**TASK GOAL:** Return all the lines below in which the string "JSON" appears.

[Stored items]
<<<<

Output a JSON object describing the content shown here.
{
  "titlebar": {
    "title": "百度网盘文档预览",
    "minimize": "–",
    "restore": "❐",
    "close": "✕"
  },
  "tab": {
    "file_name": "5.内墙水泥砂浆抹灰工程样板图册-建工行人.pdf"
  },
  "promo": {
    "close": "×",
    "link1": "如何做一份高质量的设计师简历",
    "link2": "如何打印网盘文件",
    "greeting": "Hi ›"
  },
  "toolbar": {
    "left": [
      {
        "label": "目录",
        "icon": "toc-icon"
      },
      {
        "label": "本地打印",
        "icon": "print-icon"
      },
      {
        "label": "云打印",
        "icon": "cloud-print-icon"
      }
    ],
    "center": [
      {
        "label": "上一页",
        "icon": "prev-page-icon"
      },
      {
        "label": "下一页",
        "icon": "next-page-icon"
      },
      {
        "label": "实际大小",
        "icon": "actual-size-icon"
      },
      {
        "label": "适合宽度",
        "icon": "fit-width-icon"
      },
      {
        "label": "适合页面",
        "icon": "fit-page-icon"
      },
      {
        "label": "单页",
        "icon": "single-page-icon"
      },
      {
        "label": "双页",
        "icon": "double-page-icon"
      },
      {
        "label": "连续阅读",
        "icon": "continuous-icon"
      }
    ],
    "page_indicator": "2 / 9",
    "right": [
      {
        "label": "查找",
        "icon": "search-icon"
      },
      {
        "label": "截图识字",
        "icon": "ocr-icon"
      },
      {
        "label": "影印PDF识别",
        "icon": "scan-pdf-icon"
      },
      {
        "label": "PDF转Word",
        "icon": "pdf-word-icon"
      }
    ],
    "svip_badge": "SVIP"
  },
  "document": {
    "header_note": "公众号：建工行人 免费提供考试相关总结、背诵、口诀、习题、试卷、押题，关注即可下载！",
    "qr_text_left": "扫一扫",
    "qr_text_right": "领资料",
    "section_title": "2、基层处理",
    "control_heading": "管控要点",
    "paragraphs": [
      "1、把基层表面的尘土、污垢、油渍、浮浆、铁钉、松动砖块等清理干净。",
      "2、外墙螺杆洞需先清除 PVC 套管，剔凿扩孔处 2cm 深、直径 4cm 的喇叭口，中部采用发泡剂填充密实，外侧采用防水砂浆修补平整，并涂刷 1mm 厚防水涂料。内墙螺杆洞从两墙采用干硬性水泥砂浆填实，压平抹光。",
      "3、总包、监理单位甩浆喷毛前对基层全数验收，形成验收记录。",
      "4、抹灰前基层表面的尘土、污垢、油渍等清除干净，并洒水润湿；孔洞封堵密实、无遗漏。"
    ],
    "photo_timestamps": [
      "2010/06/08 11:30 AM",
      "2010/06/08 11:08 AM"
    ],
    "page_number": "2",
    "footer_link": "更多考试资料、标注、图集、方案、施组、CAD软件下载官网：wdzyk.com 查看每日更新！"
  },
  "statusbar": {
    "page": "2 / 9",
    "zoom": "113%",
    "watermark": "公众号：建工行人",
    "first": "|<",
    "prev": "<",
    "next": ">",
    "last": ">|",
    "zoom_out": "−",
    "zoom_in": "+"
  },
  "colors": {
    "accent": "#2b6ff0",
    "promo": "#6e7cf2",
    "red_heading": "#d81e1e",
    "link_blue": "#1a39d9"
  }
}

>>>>
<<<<

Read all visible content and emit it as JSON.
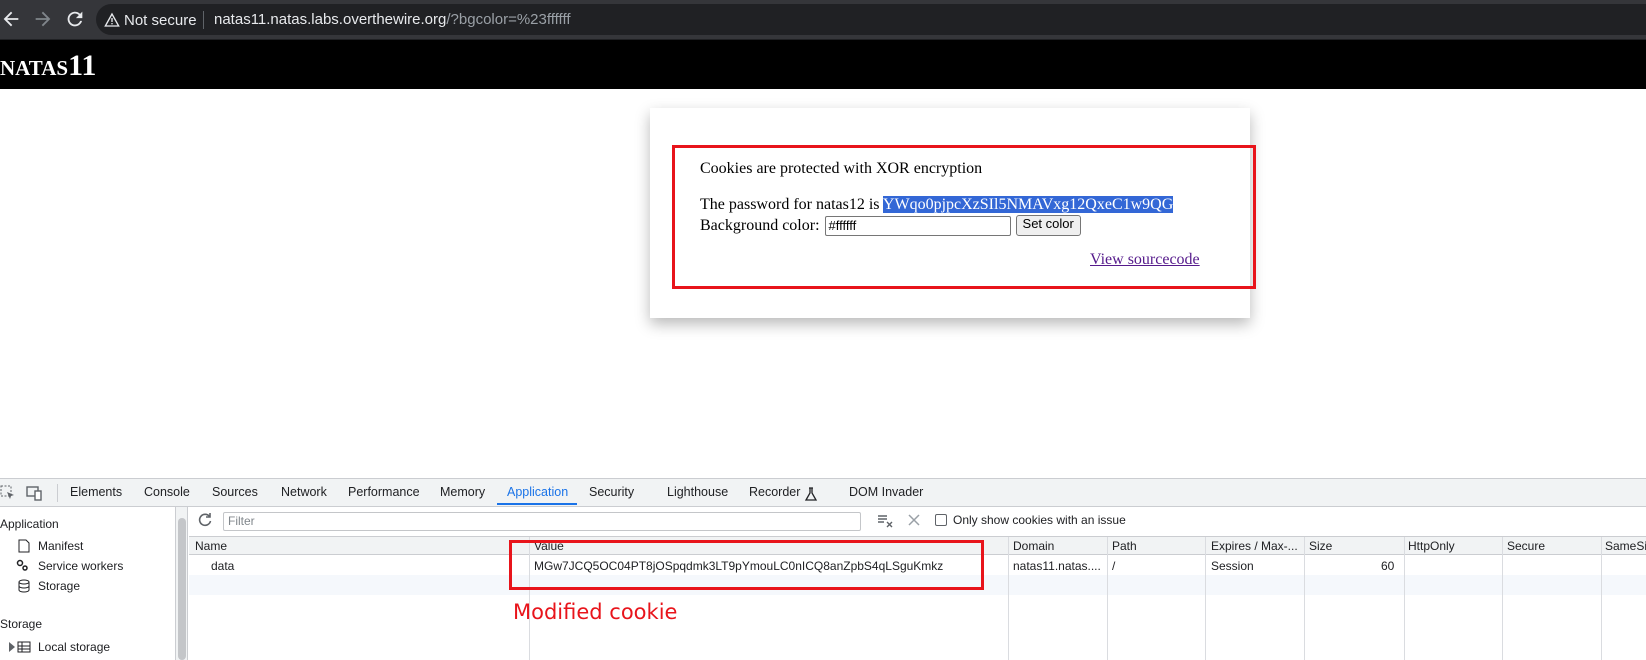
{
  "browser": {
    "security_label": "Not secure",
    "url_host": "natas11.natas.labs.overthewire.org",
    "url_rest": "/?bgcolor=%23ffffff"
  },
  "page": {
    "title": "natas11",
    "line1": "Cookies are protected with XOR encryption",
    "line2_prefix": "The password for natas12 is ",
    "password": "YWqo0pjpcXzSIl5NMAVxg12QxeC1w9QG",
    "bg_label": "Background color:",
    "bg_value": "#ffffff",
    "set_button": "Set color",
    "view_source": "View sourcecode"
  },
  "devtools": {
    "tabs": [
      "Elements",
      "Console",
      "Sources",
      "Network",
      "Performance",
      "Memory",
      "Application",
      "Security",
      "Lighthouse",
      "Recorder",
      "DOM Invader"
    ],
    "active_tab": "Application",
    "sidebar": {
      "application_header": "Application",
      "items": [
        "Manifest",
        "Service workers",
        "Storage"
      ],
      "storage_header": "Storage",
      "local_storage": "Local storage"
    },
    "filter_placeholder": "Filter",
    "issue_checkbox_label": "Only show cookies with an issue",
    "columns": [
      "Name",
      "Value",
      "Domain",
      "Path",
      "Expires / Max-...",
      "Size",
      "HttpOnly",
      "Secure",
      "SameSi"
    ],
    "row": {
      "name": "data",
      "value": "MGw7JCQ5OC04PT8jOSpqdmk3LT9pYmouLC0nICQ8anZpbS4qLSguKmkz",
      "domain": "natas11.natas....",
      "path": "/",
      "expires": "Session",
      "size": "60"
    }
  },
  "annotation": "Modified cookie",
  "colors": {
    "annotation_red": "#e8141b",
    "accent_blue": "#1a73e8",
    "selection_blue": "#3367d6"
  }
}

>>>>
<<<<

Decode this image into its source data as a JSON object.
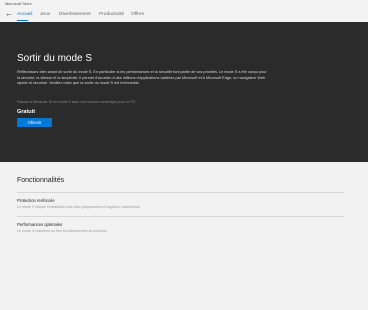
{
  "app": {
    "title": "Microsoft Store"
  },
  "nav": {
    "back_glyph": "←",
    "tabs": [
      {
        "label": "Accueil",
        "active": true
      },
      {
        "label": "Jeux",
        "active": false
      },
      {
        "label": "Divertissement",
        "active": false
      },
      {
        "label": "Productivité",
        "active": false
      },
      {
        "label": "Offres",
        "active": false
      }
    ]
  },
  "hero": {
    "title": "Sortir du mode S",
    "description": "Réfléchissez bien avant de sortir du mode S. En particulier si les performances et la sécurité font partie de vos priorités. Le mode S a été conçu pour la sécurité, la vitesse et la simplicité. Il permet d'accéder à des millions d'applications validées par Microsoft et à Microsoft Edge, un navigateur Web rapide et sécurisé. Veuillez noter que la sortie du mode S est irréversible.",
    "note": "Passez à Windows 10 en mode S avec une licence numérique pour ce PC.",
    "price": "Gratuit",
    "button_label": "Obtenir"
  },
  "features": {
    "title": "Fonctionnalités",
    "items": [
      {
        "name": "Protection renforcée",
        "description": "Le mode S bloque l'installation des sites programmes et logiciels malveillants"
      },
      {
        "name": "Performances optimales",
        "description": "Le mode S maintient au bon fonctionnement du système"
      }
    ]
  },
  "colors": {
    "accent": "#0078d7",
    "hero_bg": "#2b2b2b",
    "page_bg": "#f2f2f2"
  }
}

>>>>

**RESULT FOR THIS EXERCISE:**
Output a JSON object describing the content shown here.
Read all visible content and emit it as JSON.
Decode this image into its source data as a JSON object.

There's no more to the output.